Notes: The OME suspension really performed better than expected with an estimated 1,600 lbs of camper, gear, and people. The sport shocks kept the rear wheels planted and the airbags kept things level even during our more “spirited” driving. In the technical stuff clearance was never an issue and from the driver seat the truck felt nimble, leaving us feeling confident. A larger fuel tank would have been convenient but we were never worried about making it to the next gas station. I’m convinced that keeping the whole package as stock and light as possible, as much as a truck/camper combo can be, while only upgrading those areas necessary to support the heavier payload is the secret to a competent rig.

Camper: 2014 Four Wheel Camper (FWC), Hawk

Weight Dry: 1,245 lbs per the factory certificate

Features: All the standard Hawk model options plus; “king” bed upgrade (I’m 6’6” so extra pads can be inserted allowing me to sleep bow to stern), flush mount appliances, Yakima roof rack rails, A/C, and smooth exterior fiberglass siding.

Notes: It was 102º at the campsite in El Paso the night before we were to embark and we felt a small twinge of guilt turning the A/C to cold knowing that Joe was to spend the night in his tent.

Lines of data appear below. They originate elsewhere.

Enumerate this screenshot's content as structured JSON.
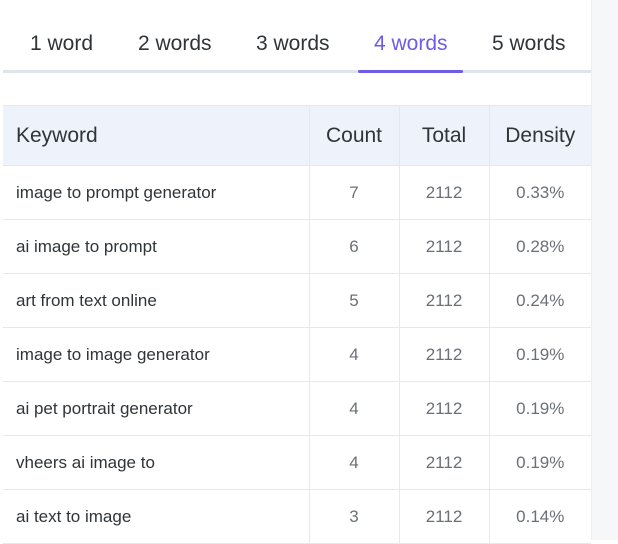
{
  "tabs": [
    {
      "label": "1 word"
    },
    {
      "label": "2 words"
    },
    {
      "label": "3 words"
    },
    {
      "label": "4 words",
      "active": true
    },
    {
      "label": "5 words"
    }
  ],
  "colors": {
    "accent": "#6c5ce7",
    "header_bg": "#eef3fb",
    "border": "#e5e8ee"
  },
  "table": {
    "headers": {
      "keyword": "Keyword",
      "count": "Count",
      "total": "Total",
      "density": "Density"
    },
    "rows": [
      {
        "keyword": "image to prompt generator",
        "count": "7",
        "total": "2112",
        "density": "0.33%"
      },
      {
        "keyword": "ai image to prompt",
        "count": "6",
        "total": "2112",
        "density": "0.28%"
      },
      {
        "keyword": "art from text online",
        "count": "5",
        "total": "2112",
        "density": "0.24%"
      },
      {
        "keyword": "image to image generator",
        "count": "4",
        "total": "2112",
        "density": "0.19%"
      },
      {
        "keyword": "ai pet portrait generator",
        "count": "4",
        "total": "2112",
        "density": "0.19%"
      },
      {
        "keyword": "vheers ai image to",
        "count": "4",
        "total": "2112",
        "density": "0.19%"
      },
      {
        "keyword": "ai text to image",
        "count": "3",
        "total": "2112",
        "density": "0.14%"
      }
    ]
  }
}
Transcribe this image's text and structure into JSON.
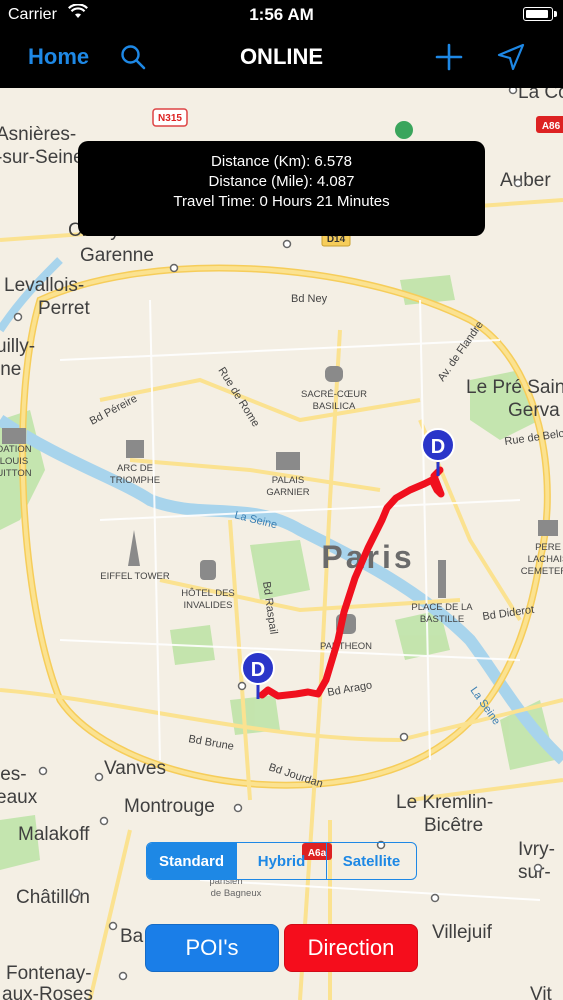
{
  "status_bar": {
    "carrier": "Carrier",
    "time": "1:56 AM",
    "battery_level": 1.0
  },
  "nav": {
    "home": "Home",
    "title": "ONLINE",
    "search_icon": "search-icon",
    "add_icon": "plus-icon",
    "locate_icon": "location-arrow-icon"
  },
  "info": {
    "distance_km": "Distance (Km): 6.578",
    "distance_mile": "Distance (Mile): 4.087",
    "travel_time": "Travel Time: 0 Hours 21 Minutes"
  },
  "map_type": {
    "options": [
      "Standard",
      "Hybrid",
      "Satellite"
    ],
    "selected": "Standard"
  },
  "actions": {
    "pois": "POI's",
    "direction": "Direction"
  },
  "colors": {
    "accent": "#1e88e5",
    "route": "#f0101e",
    "direction_button": "#f50d1c",
    "poi_button": "#1a7ee8",
    "marker": "#2a35c9"
  },
  "map": {
    "city": "Paris",
    "markers": [
      {
        "letter": "D"
      },
      {
        "letter": "D"
      }
    ],
    "road_shields": [
      "N315",
      "D14",
      "A86",
      "A6a"
    ],
    "roads": [
      "Bd Ney",
      "Bd Péreire",
      "Rue de Rome",
      "Av. de Flandre",
      "Rue de Belle",
      "La Seine",
      "Bd Raspail",
      "Bd Arago",
      "Bd Diderot",
      "Bd Brune",
      "Bd Jourdan"
    ],
    "places": [
      "Asnières-sur-Seine",
      "Clichy-la-Saint-Ouen",
      "Garenne",
      "Levallois-Perret",
      "Neuilly-sur-Seine",
      "Aubervilliers",
      "Le Pré Saint-Gervais",
      "Vanves",
      "Montrouge",
      "Malakoff",
      "Châtillon",
      "Fontenay-aux-Roses",
      "Le Kremlin-Bicêtre",
      "Ivry-sur-Seine",
      "Villejuif",
      "Issy-les-Moulineaux",
      "Bagneux",
      "Parisien de Bagneux",
      "La Courneuve"
    ],
    "landmarks": [
      "SACRÉ-CŒUR BASILICA",
      "ARC DE TRIOMPHE",
      "PALAIS GARNIER",
      "EIFFEL TOWER",
      "HÔTEL DES INVALIDES",
      "PANTHEON",
      "PLACE DE LA BASTILLE",
      "PÈRE LACHAISE CEMETERY",
      "FONDATION LOUIS VUITTON"
    ]
  }
}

We had that same feeling when it was below 40º and raining on top of a mountain later in the trip. We did however sleep great both nights. While we cooked outside most evenings we took advantage of the hot water for cleanup and with 20 gallons of fresh water on tap running dry was never a worry. Storage on any trip can be an issue if not managed properly. All our standard gear fits into the many camper storage compartments but packing clothes for both hot and cold weather posed an issue. Borrowing the idea from Jonathan Hansen’s “JATAC” we use three Front Runner Wolf Pack boxes for steps into the camper which doubles as a linen closet of sorts. When stored inside the camper, two boxes fit perfectly on the floor in the dining nook while the third box is strapped on top of the storage area midship. 3-4 more boxes would be helpful but at $40/each we decided to put that money towards fuel in the truck instead.

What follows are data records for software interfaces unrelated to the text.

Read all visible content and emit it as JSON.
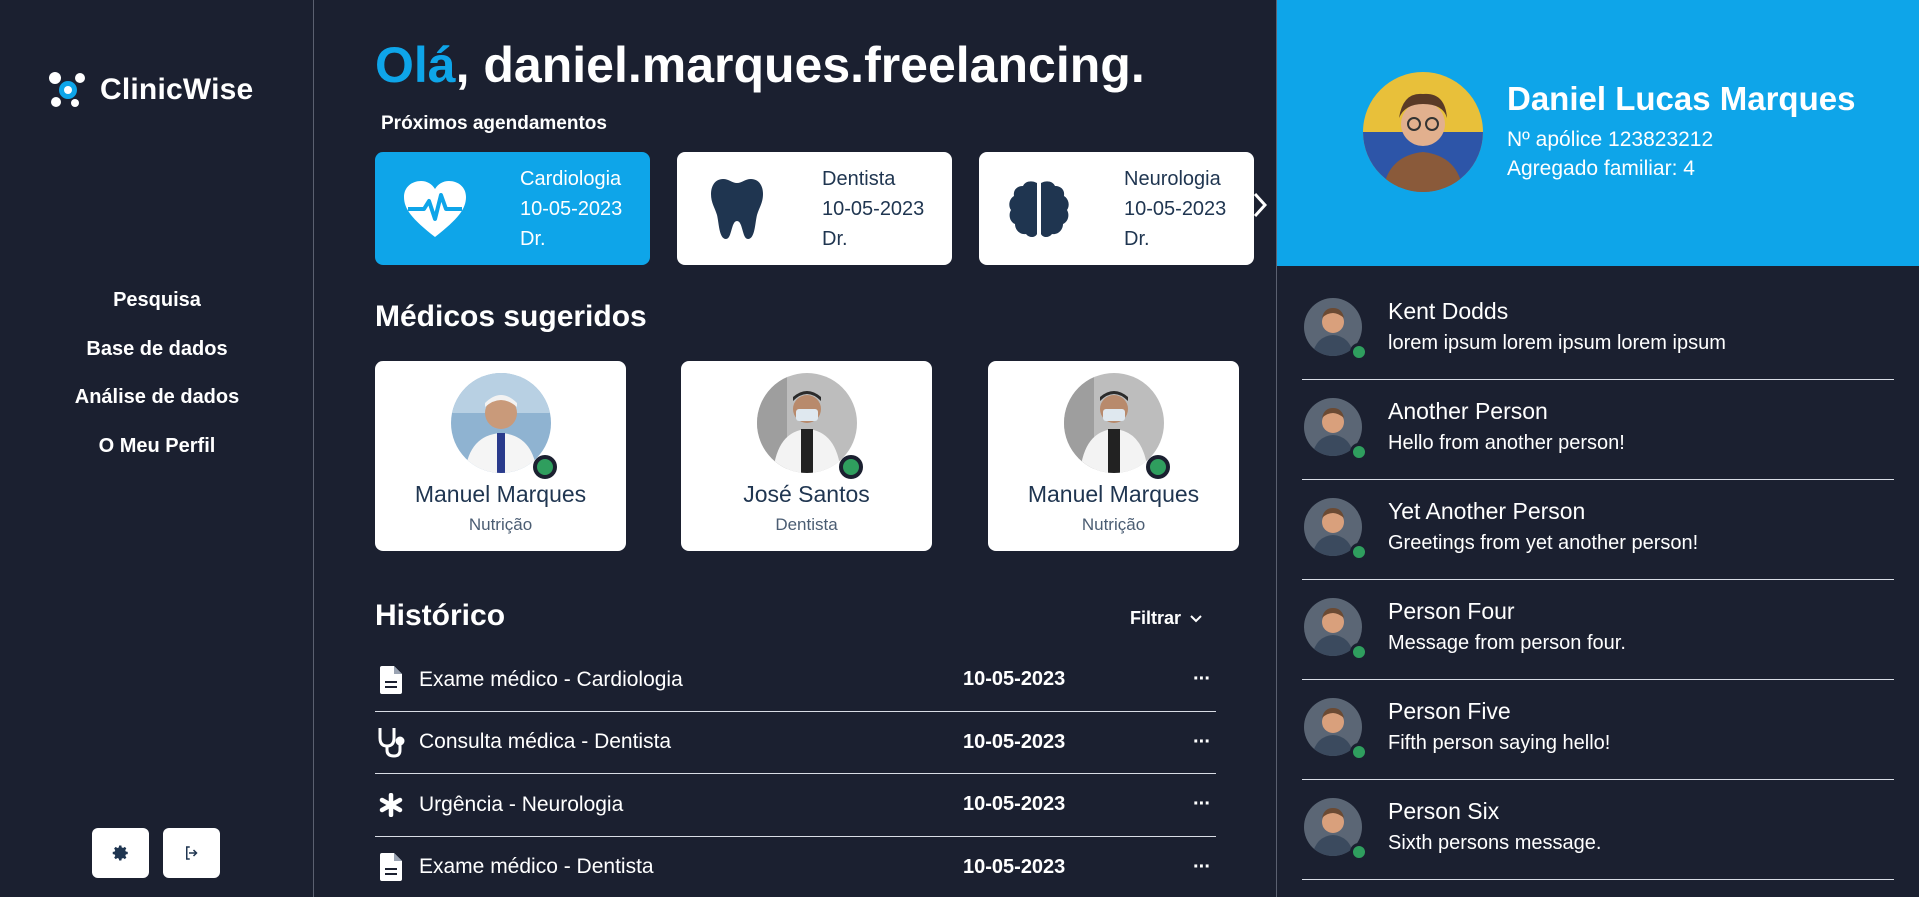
{
  "app": {
    "logo_text": "ClinicWise"
  },
  "nav": {
    "items": [
      "Pesquisa",
      "Base de dados",
      "Análise de dados",
      "O Meu Perfil"
    ]
  },
  "greeting": {
    "hello": "Olá",
    "rest": ", daniel.marques.freelancing."
  },
  "appointments": {
    "title": "Próximos agendamentos",
    "items": [
      {
        "specialty": "Cardiologia",
        "date": "10-05-2023",
        "doctor": "Dr.",
        "icon": "heart-pulse-icon"
      },
      {
        "specialty": "Dentista",
        "date": "10-05-2023",
        "doctor": "Dr.",
        "icon": "tooth-icon"
      },
      {
        "specialty": "Neurologia",
        "date": "10-05-2023",
        "doctor": "Dr.",
        "icon": "brain-icon"
      }
    ]
  },
  "suggested": {
    "title": "Médicos sugeridos",
    "doctors": [
      {
        "name": "Manuel Marques",
        "specialty": "Nutrição"
      },
      {
        "name": "José Santos",
        "specialty": "Dentista"
      },
      {
        "name": "Manuel Marques",
        "specialty": "Nutrição"
      }
    ]
  },
  "history": {
    "title": "Histórico",
    "filter_label": "Filtrar",
    "rows": [
      {
        "title": "Exame médico - Cardiologia",
        "date": "10-05-2023",
        "icon": "document-icon"
      },
      {
        "title": "Consulta médica - Dentista",
        "date": "10-05-2023",
        "icon": "stethoscope-icon"
      },
      {
        "title": "Urgência - Neurologia",
        "date": "10-05-2023",
        "icon": "asterisk-icon"
      },
      {
        "title": "Exame médico - Dentista",
        "date": "10-05-2023",
        "icon": "document-icon"
      }
    ],
    "more_label": "···"
  },
  "profile": {
    "name": "Daniel Lucas Marques",
    "policy": "Nº apólice 123823212",
    "household": "Agregado familiar: 4"
  },
  "contacts": [
    {
      "name": "Kent Dodds",
      "message": "lorem ipsum lorem ipsum lorem ipsum"
    },
    {
      "name": "Another Person",
      "message": "Hello from another person!"
    },
    {
      "name": "Yet Another Person",
      "message": "Greetings from yet another person!"
    },
    {
      "name": "Person Four",
      "message": "Message from person four."
    },
    {
      "name": "Person Five",
      "message": "Fifth person saying hello!"
    },
    {
      "name": "Person Six",
      "message": "Sixth persons message."
    }
  ],
  "colors": {
    "accent": "#0ea5e9",
    "background": "#1b2030",
    "online": "#2f9e5e",
    "card_text": "#1f3550"
  }
}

After returning home and giving the camper a good wash, every inch was inspected for evidence of damage or stress. None were found and the smooth fiberglass sides do not even show scratches from the many tree branches that so lovingly brushed by in the tight spots. Cleaned up and aired out we are ready for the next trip!